I am implementing a programming language, for fun, in C. I have most of the parsing code done and also the AST ready. I once did write a runtime for this language some time ago, but I had some trouble with the garbage collector. I then realized i needed to study a little more and that my previous AST walker implementation was really poor.
Now I'm restarting it, and I choosed to compile the AST to bytecode and then run it on a pretty basic stack-based VM. I have looked at others languages compilers and VMs and I learned a lot, but my research wasn't still enough to answer me somethings.
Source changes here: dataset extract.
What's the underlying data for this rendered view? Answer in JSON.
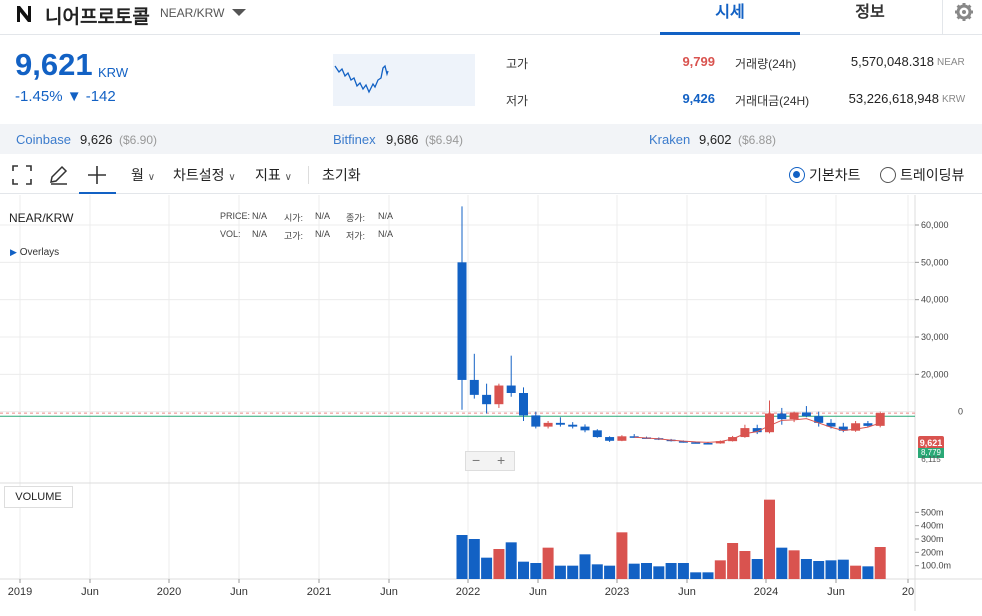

When compiling, should I maintain an array for each type of "basic" constants like strings, numbers, booleans, etc... And then compile that to bytecode as well, or a single array of constants but already wrapped by a custom struct? And if I do this, how should I pass this objects to the VM? Compile it's address in memory as
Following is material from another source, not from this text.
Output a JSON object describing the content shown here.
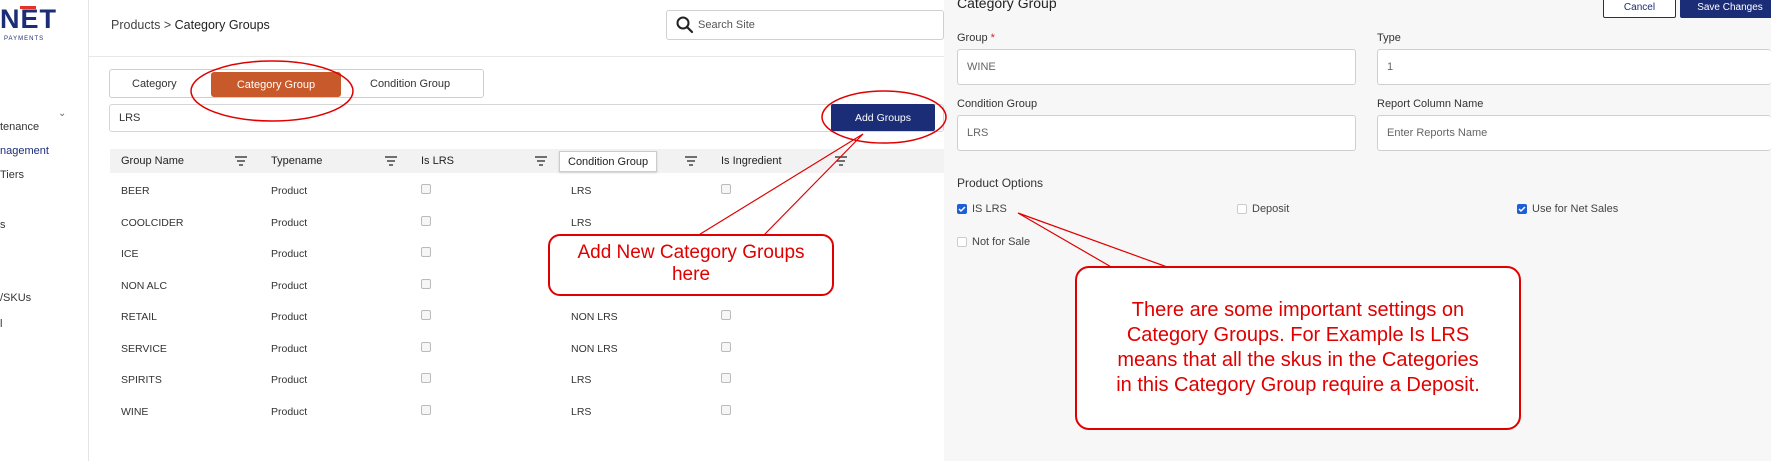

void * or create the VM's own reference to this array of objects and pass the indices as an instruction argument? Also, should the Garbage Collector know about this objects immediately or just when they get pushed to the stack? It seems wrong to me the later approach because if I have a big program, it would allocate a very large amount of memory before even executing anything. However, that's the way I saw some languages implementations doing it.
To sum up, should I compile "raw" values, or keep a reference to language Objects through the Compiling-Executing process?